#### What you should do:
Examine each line of the data, and copy the ones containing "Untitled".
=== Section Start ===
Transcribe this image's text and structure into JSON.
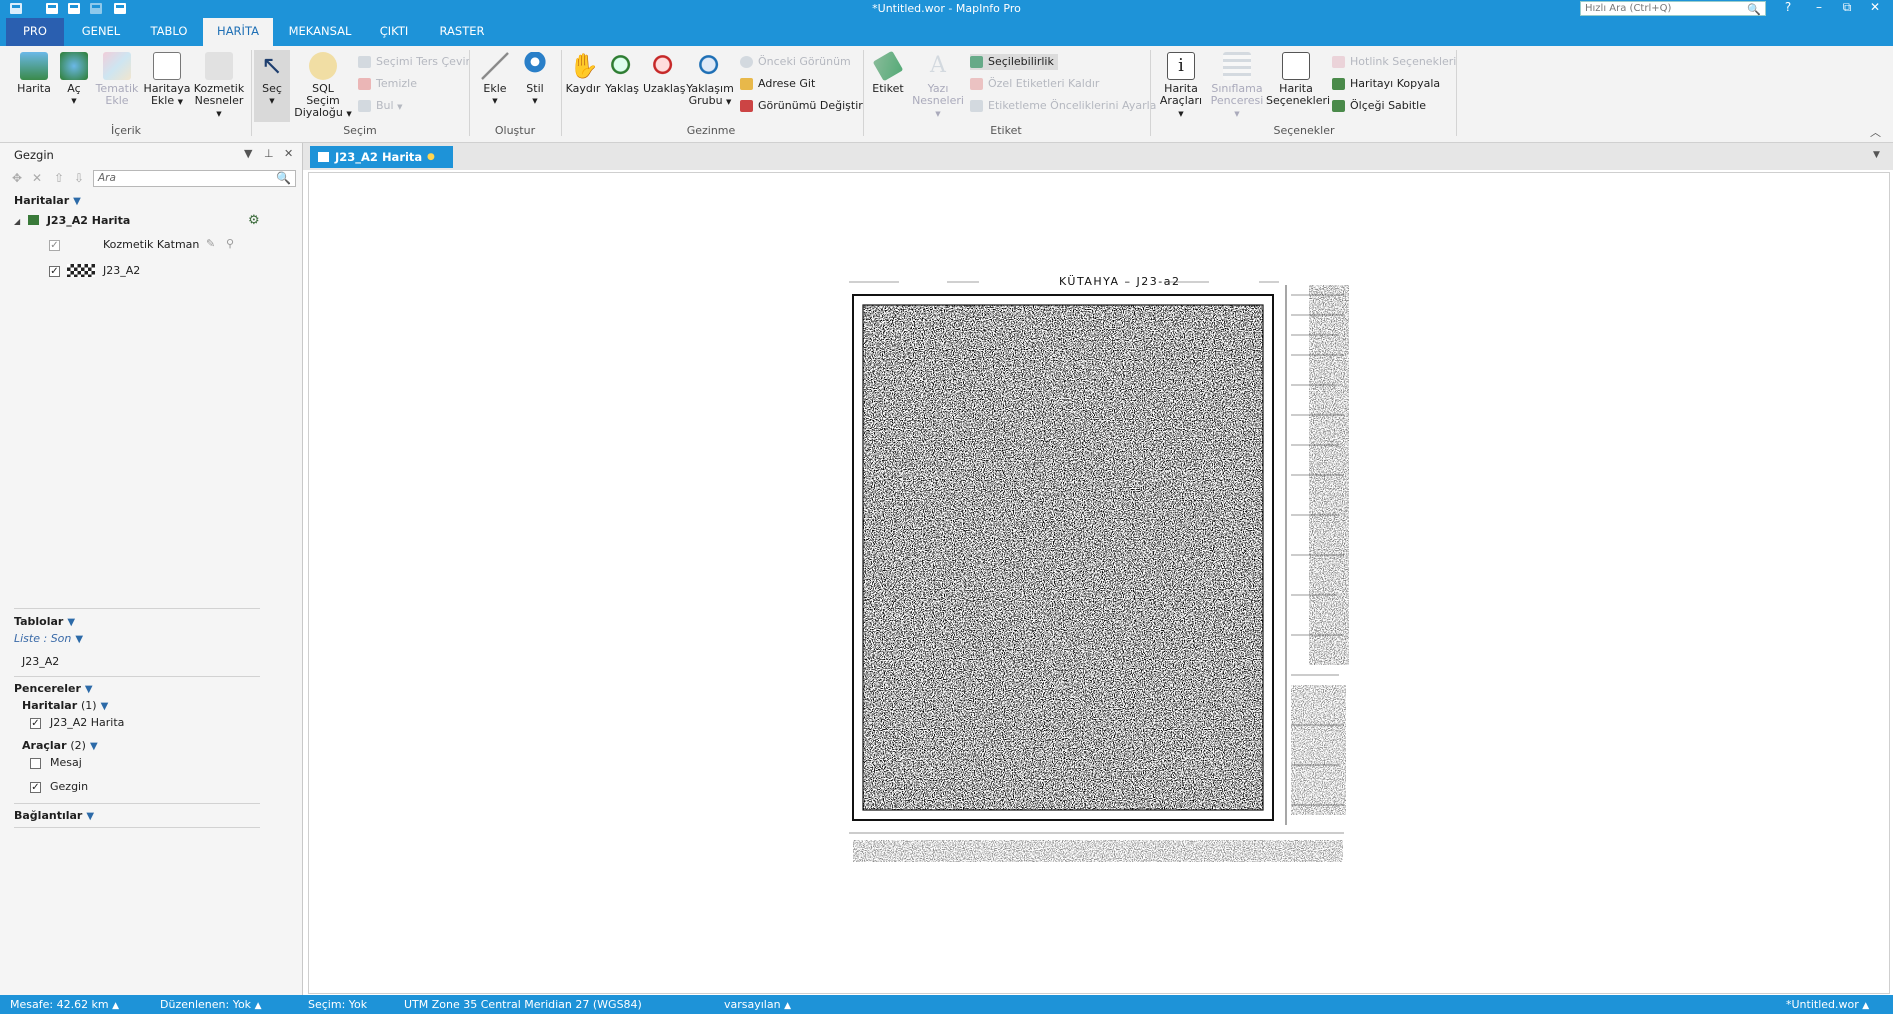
{
  "app": {
    "title": "*Untitled.wor - MapInfo Pro"
  },
  "quick_search": {
    "placeholder": "Hızlı Ara (Ctrl+Q)"
  },
  "window_controls": {
    "help": "?",
    "minimize": "–",
    "restore": "⧉",
    "close": "✕"
  },
  "tabs": [
    {
      "label": "PRO"
    },
    {
      "label": "GENEL"
    },
    {
      "label": "TABLO"
    },
    {
      "label": "HARİTA"
    },
    {
      "label": "MEKANSAL"
    },
    {
      "label": "ÇIKTI"
    },
    {
      "label": "RASTER"
    }
  ],
  "ribbon": {
    "groups": {
      "content": "İçerik",
      "selection": "Seçim",
      "create": "Oluştur",
      "navigation": "Gezinme",
      "label": "Etiket",
      "options": "Seçenekler"
    },
    "buttons": {
      "harita": "Harita",
      "ac": "Aç",
      "tematik_1": "Tematik",
      "tematik_2": "Ekle",
      "haritaya_1": "Haritaya",
      "haritaya_2": "Ekle",
      "kozmetik_1": "Kozmetik",
      "kozmetik_2": "Nesneler",
      "sec": "Seç",
      "sql_1": "SQL Seçim",
      "sql_2": "Diyaloğu",
      "secimi_ters": "Seçimi Ters Çevir",
      "temizle": "Temizle",
      "bul": "Bul",
      "ekle": "Ekle",
      "stil": "Stil",
      "kaydir": "Kaydır",
      "yaklas": "Yaklaş",
      "uzaklas": "Uzaklaş",
      "yaklasim_1": "Yaklaşım",
      "yaklasim_2": "Grubu",
      "onceki": "Önceki Görünüm",
      "adrese_git": "Adrese Git",
      "gorunumu_degistir": "Görünümü Değiştir",
      "etiket": "Etiket",
      "yazi_1": "Yazı",
      "yazi_2": "Nesneleri",
      "secilebilirlik": "Seçilebilirlik",
      "ozel_etiketleri": "Özel Etiketleri Kaldır",
      "etiketleme_oncelik": "Etiketleme Önceliklerini Ayarla",
      "harita_araclari_1": "Harita",
      "harita_araclari_2": "Araçları",
      "siniflama_1": "Sınıflama",
      "siniflama_2": "Penceresi",
      "harita_secenekleri_1": "Harita",
      "harita_secenekleri_2": "Seçenekleri",
      "hotlink": "Hotlink Seçenekleri",
      "haritayi_kopyala": "Haritayı Kopyala",
      "olcegi_sabitle": "Ölçeği Sabitle"
    }
  },
  "explorer": {
    "title": "Gezgin",
    "search_placeholder": "Ara",
    "maps_header": "Haritalar",
    "map_name": "J23_A2 Harita",
    "layers": [
      {
        "name": "Kozmetik Katman",
        "checked": true
      },
      {
        "name": "J23_A2",
        "checked": true
      }
    ],
    "tables_header": "Tablolar",
    "list_mode": "Liste : Son",
    "tables": [
      "J23_A2"
    ],
    "windows_header": "Pencereler",
    "windows_maps_label": "Haritalar",
    "windows_maps_count": "(1)",
    "windows_maps": [
      {
        "name": "J23_A2 Harita",
        "checked": true
      }
    ],
    "tools_label": "Araçlar",
    "tools_count": "(2)",
    "tools": [
      {
        "name": "Mesaj",
        "checked": false
      },
      {
        "name": "Gezgin",
        "checked": true
      }
    ],
    "connections_header": "Bağlantılar"
  },
  "document": {
    "tab_label": "J23_A2 Harita",
    "map_sheet_title": "KÜTAHYA – J23-a2"
  },
  "status_bar": {
    "distance": "Mesafe: 42.62 km",
    "editing": "Düzenlenen: Yok",
    "selection": "Seçim: Yok",
    "projection": "UTM Zone 35 Central Meridian 27 (WGS84)",
    "style": "varsayılan",
    "workspace": "*Untitled.wor"
  },
  "colors": {
    "accent": "#1e93d8",
    "pro_tab": "#2a5fb0",
    "ribbon_bg": "#f3f3f3"
  }
}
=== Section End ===
#### Solution:
    "title": "*Untitled.wor - MapInfo Pro"
    "workspace": "*Untitled.wor"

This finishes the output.